[Data about app and page elements]

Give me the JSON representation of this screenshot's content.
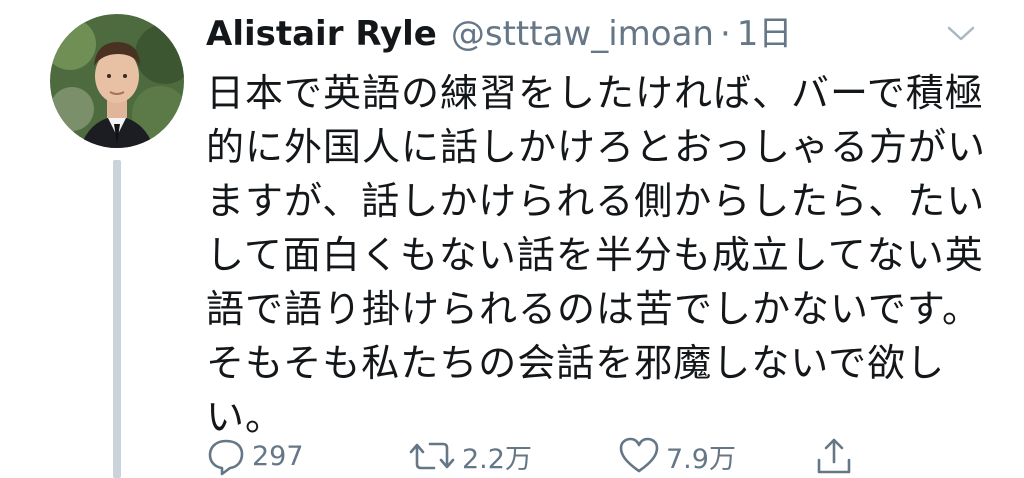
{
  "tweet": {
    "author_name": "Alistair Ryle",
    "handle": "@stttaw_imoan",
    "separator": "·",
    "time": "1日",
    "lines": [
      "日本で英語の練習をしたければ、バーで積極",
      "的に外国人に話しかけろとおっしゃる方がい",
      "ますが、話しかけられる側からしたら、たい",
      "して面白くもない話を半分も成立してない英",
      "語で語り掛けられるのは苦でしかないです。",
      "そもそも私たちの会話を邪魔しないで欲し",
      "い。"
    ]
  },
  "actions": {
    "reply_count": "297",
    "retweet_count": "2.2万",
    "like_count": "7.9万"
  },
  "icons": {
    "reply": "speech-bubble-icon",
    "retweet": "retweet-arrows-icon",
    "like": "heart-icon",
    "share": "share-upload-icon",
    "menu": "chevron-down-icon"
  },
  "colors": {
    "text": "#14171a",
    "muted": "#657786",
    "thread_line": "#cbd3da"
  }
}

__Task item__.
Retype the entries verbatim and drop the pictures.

__Your solution__.
Give me the JSON representation of this screenshot's content.
{
  "tweet": {
    "author_name": "Alistair Ryle",
    "handle": "@stttaw_imoan",
    "separator": "·",
    "time": "1日",
    "lines": [
      "日本で英語の練習をしたければ、バーで積極",
      "的に外国人に話しかけろとおっしゃる方がい",
      "ますが、話しかけられる側からしたら、たい",
      "して面白くもない話を半分も成立してない英",
      "語で語り掛けられるのは苦でしかないです。",
      "そもそも私たちの会話を邪魔しないで欲し",
      "い。"
    ]
  },
  "actions": {
    "reply_count": "297",
    "retweet_count": "2.2万",
    "like_count": "7.9万"
  },
  "icons": {
    "reply": "speech-bubble-icon",
    "retweet": "retweet-arrows-icon",
    "like": "heart-icon",
    "share": "share-upload-icon",
    "menu": "chevron-down-icon"
  },
  "colors": {
    "text": "#14171a",
    "muted": "#657786",
    "thread_line": "#cbd3da"
  }
}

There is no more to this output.